As a complete contrast to my usual Hispanic / Mediterranean / Arab-world destinations, last weekend I found myself in southern Germany, in the Black Forest. Then, by some strange act of synchronicity, this little trip was followed by a preview of Michael Haneke‘s film The White Ribbon, and finally last night I found myself among 3,000 people at the Festival Hall lucky enough to see Werner Herzog talk about his life, work and obsessions (“they’re not obsessions” he stressed despite, for example, endless footage of midgets and the recital of an Icelandic ode to dwarves… I wondered). So altogether this week’s leitmotif has been decidedly teutonic.


Basel, the nearest airport to the Black Forest, straddles the French-Swiss border while being minutes away from Germany. Dabbling in the public transport system (airport bus, train, tram) brought home to me the misery that is often London Transport. But talking about this on my return journey with a couple of friends I bumped into at Basel airport, we decided that such perfection lacks an edginess that ultimately keeps you on your toes. For example as you sit in the airport bus at Basel main station watching a flickering bus logo make the count-down to departure, you enter a kind of off-mode or non-being. Zero is reached, the engine starts and the bus pulls out – to the second. No surprises. You slumber into non-awareness. Arrival at the airport is equally predictable – no traffic jams, no unexpected delays and everyone exceedingly civilised. The ticket machine works well too. It was the same on the trams and trains – all went like clockwork, that old Swiss-German cliché. But somehow, brought up on the erratic London system which veers from the sublime to the ridiculous with loads of ironic commentaries thrown in, I found it rather tedious. Where’s the tension? the pithy humour?


The Black Forest itself is beautiful, full of dark mystery and silhouetted pinetrees with endless vistas over the valley below. Hillside chalets with steeply pitched roofs look straight out of Hansel and Gretel, unchanged in style for centuries, while the wood-piles ready for the winter could only have been constructed by German hands, so perfect is their structure. When I saw The White Ribbon a few days later, it was a double-take, as the film is set in rural Germany, albeit pre-World War I. Menacing and ambivalent, there is no real conclusion to a string of mysterious deaths other than the outbreak of war – while a gang of “Lord of the Flies”-style children hints at the horrors to come with World War II. Haneke is Austrian, but brilliantly conveys the atmosphere of this remote, backward village ruled by a feudal Baron and a Lutheran pastor in chilly, very graphic black and white.

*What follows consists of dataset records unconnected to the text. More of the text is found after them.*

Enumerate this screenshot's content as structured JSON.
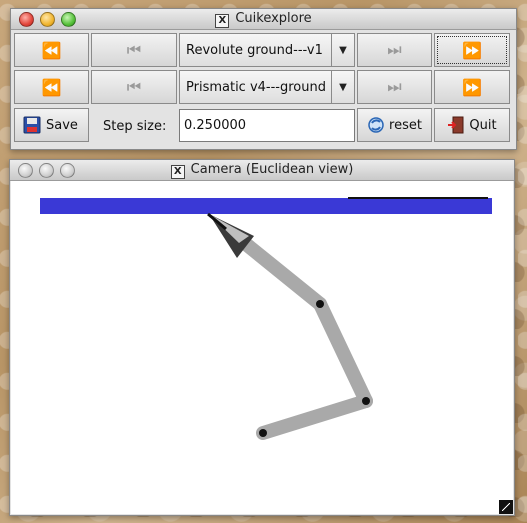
{
  "main_window": {
    "title": "Cuikexplore",
    "row1": {
      "combo_value": "Revolute ground---v1"
    },
    "row2": {
      "combo_value": "Prismatic v4---ground"
    },
    "save_label": "Save",
    "step_label": "Step size:",
    "step_value": "0.250000",
    "reset_label": "reset",
    "quit_label": "Quit",
    "icons": {
      "fast_back": "⏪",
      "step_back": "⏮",
      "step_fwd": "⏭",
      "fast_fwd": "⏩",
      "dropdown": "▼",
      "x_logo": "X"
    }
  },
  "camera_window": {
    "title": "Camera (Euclidean view)",
    "colors": {
      "ground": "#3a39d6",
      "link": "#a9a9a9",
      "joint": "#111111"
    }
  }
}
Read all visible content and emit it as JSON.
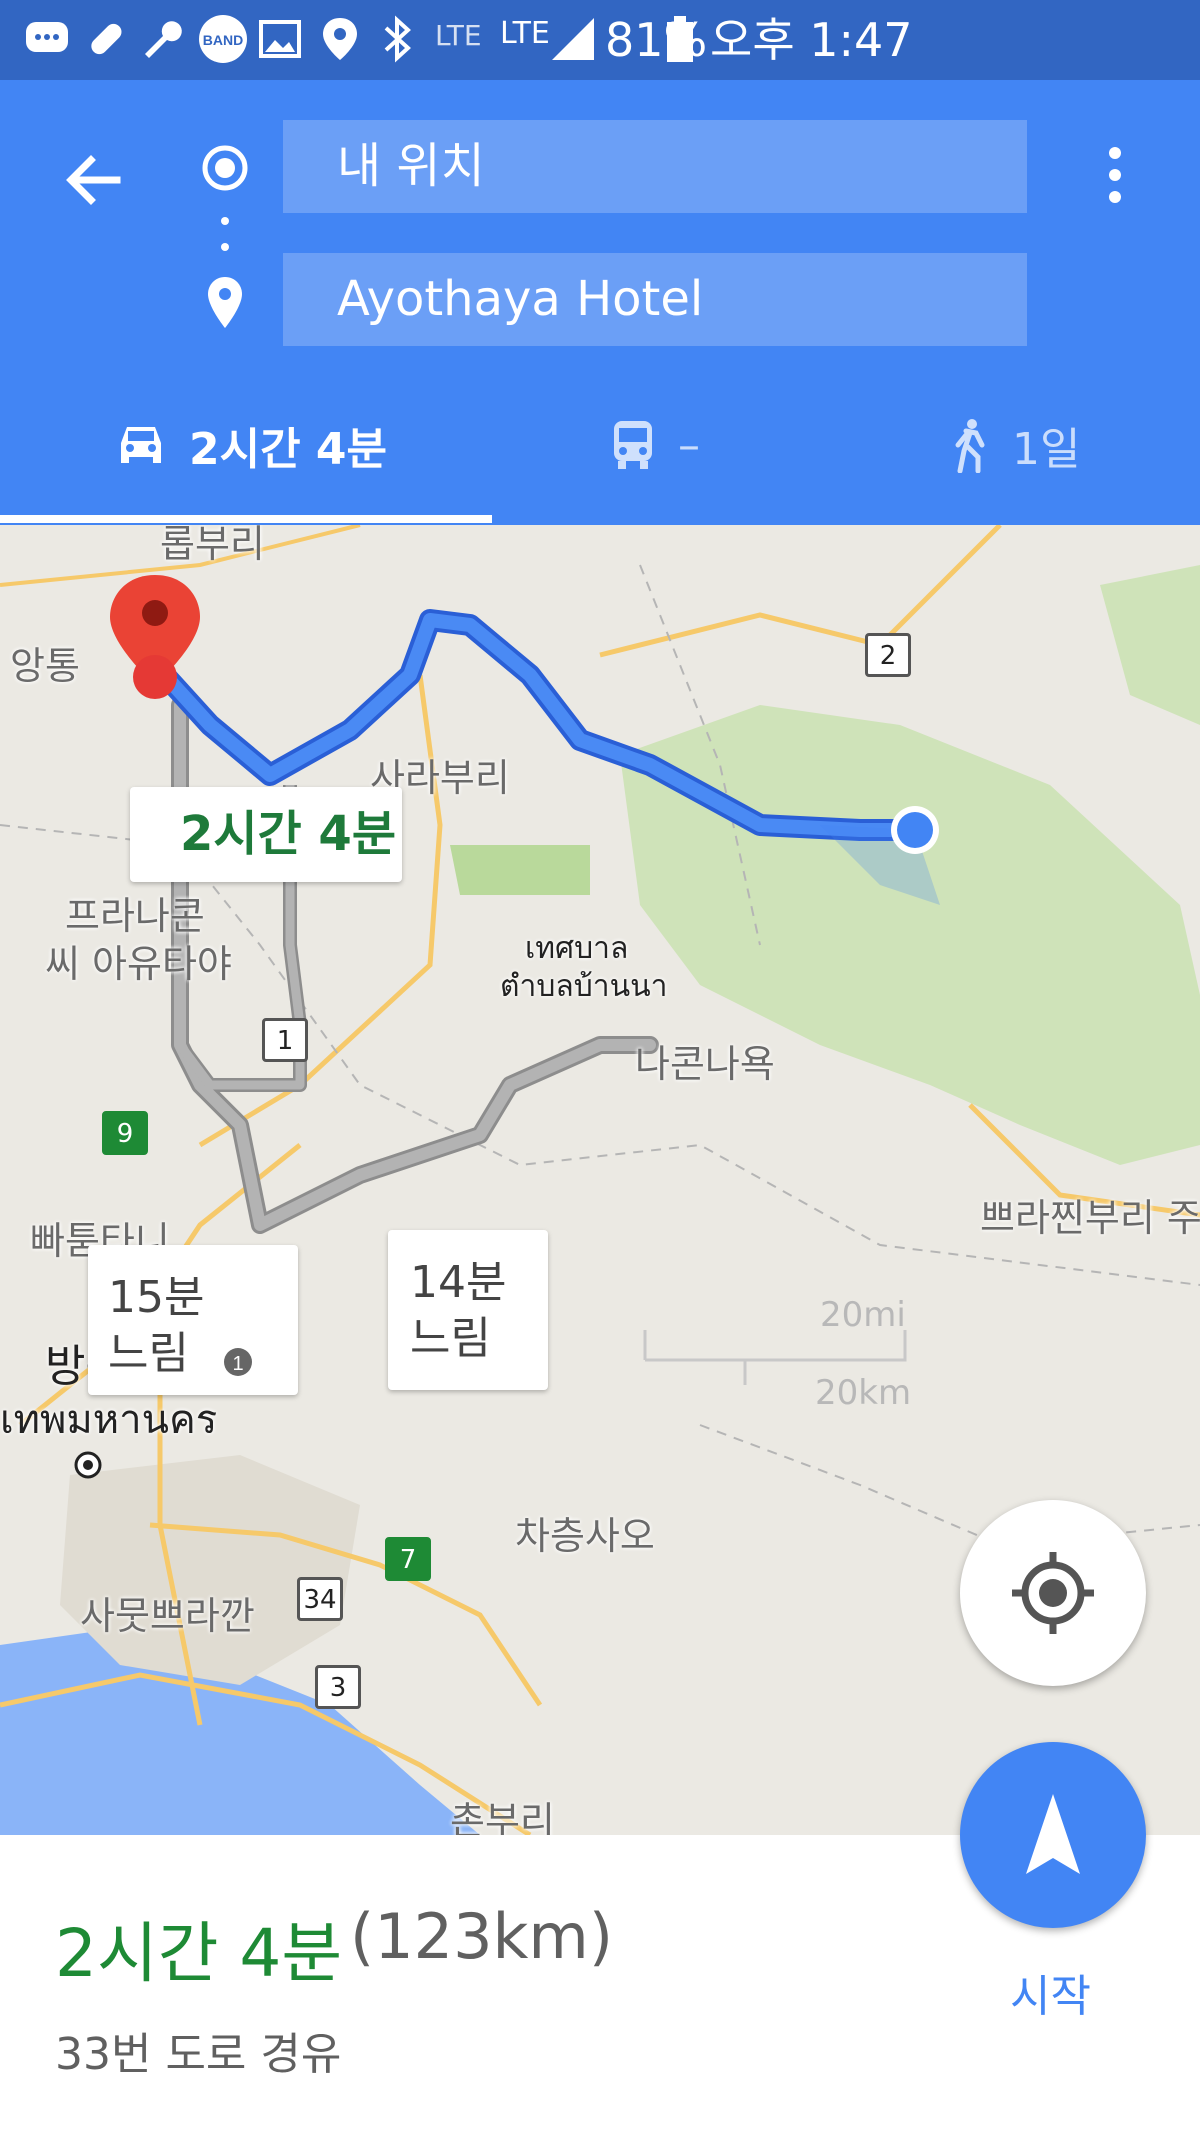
{
  "status_bar": {
    "battery": "81%",
    "time": "오후 1:47",
    "network_1": "LTE",
    "network_2": "LTE",
    "icons": [
      "chat-icon",
      "pill-icon",
      "wrench-icon",
      "band-icon",
      "image-icon",
      "location-icon",
      "bluetooth-icon",
      "signal-icon",
      "battery-icon"
    ],
    "band_text": "BAND"
  },
  "header": {
    "origin": "내 위치",
    "destination": "Ayothaya Hotel",
    "modes": [
      {
        "icon": "car-icon",
        "label": "2시간 4분",
        "selected": true
      },
      {
        "icon": "transit-icon",
        "label": "–",
        "selected": false
      },
      {
        "icon": "walk-icon",
        "label": "1일",
        "selected": false
      }
    ]
  },
  "map": {
    "places": {
      "p1": "앙통",
      "p2": "사라부리",
      "p3": "프라나콘",
      "p4": "씨 아유타야",
      "p5": "เทศบาล",
      "p6": "ตำบลบ้านนา",
      "p7": "나콘나욕",
      "p8": "쁘라찐부리 주",
      "p9": "빠툼타니",
      "p10": "방콕",
      "p11": "เทพมหานคร",
      "p12": "차층사오",
      "p13": "사뭇쁘라깐",
      "p14": "촌부리",
      "p15": "롭부리"
    },
    "route_badges": {
      "r1": "1",
      "r2": "2",
      "r3": "3",
      "r7": "7",
      "r9": "9",
      "r34": "34"
    },
    "main_callout": "2시간 4분",
    "alt_callout_1": {
      "line1": "15분",
      "line2": "느림"
    },
    "alt_callout_2": {
      "line1": "14분",
      "line2": "느림"
    },
    "scale": {
      "mi": "20mi",
      "km": "20km"
    },
    "accent_route": "#4285f4",
    "alt_route": "#9e9e9e"
  },
  "summary": {
    "duration": "2시간 4분",
    "distance": "(123km)",
    "via": "33번 도로 경유",
    "start_label": "시작"
  },
  "colors": {
    "primary": "#4285f4",
    "status_bar": "#3266c2",
    "duration_green": "#1e8a35"
  }
}
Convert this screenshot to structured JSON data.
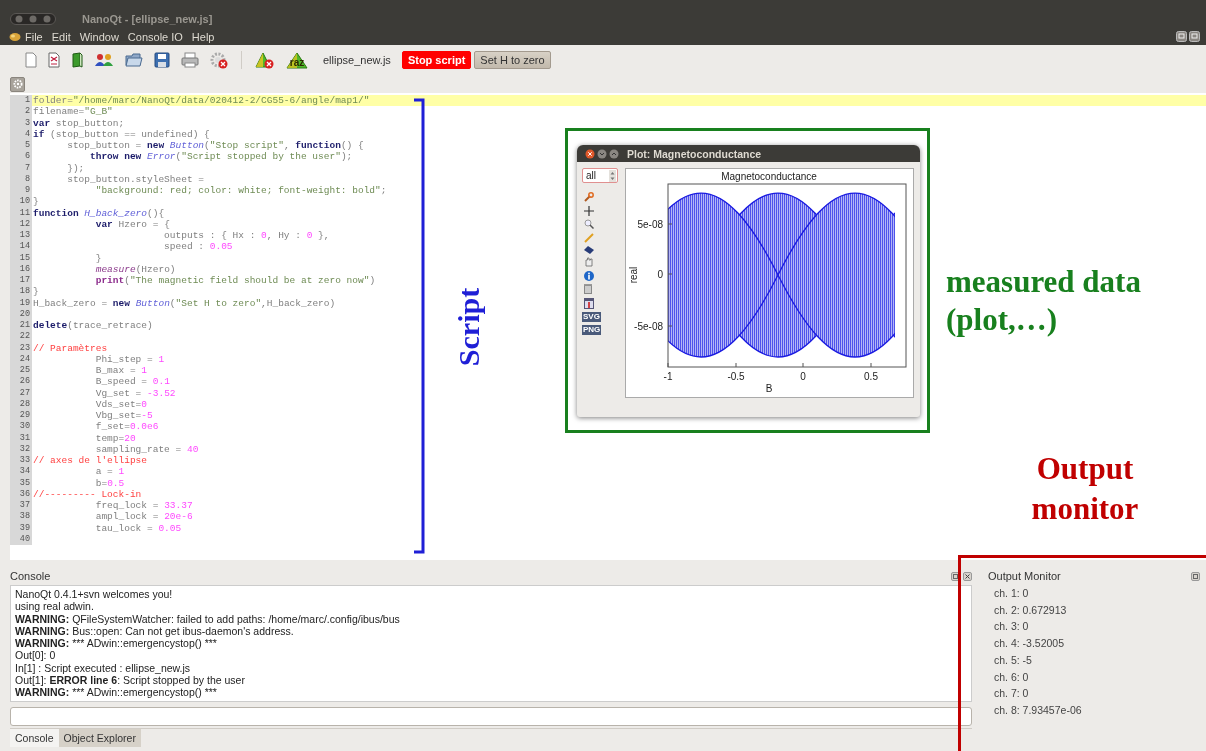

The still, fixed images, slow and deep, are reminiscent of some of Herzog’s work – minus his surreal touches. For Herzog is a consummate maverick. During the talk-presentation, he was far wittier and more relaxed than I expected, incisive yet with a natural tendency to the obscure and/or esoteric – and also, surprisingly, quite down to earth. I first saw one of his films back in 1973 (Aguirre, Wrath of God) and followed his subsequent work religiously for over a decade. His filmography is extraordinary and he has moved mountains in the process (that’s my own oblique reference to Fitzcarraldo), directed people under hypnosis, worked with the psychopath Klaus Kinski again and again, orchestrated teams of midgets and altogether created idiosyncratic, poetic worlds of pure genius.

One aspect that came out in this discussion was his intense love of music, often in high contrast to the cinematic images. In his latest film starring Nicolas Cage, watch out for a scene with a couple of iguanas – the music should surprise you. Walking is another Herzogian ‘obsession’ – taking the time to ‘enter’ a landscape – and he’s talking about hikes over several days with a specific goal, not just a stroll in the park. Perhaps his most famous walk was in the mid 1970s when he walked from Munich to Paris to ‘cure’ the great film critic Lotte Eisner, who was ill, then wrote a book about the journey, Of Walking in Ice. A strange, very intense man who has obviously mellowed with the years – he’s 67 – and whose attitude brought me back full circle to Bavaria, his birth place.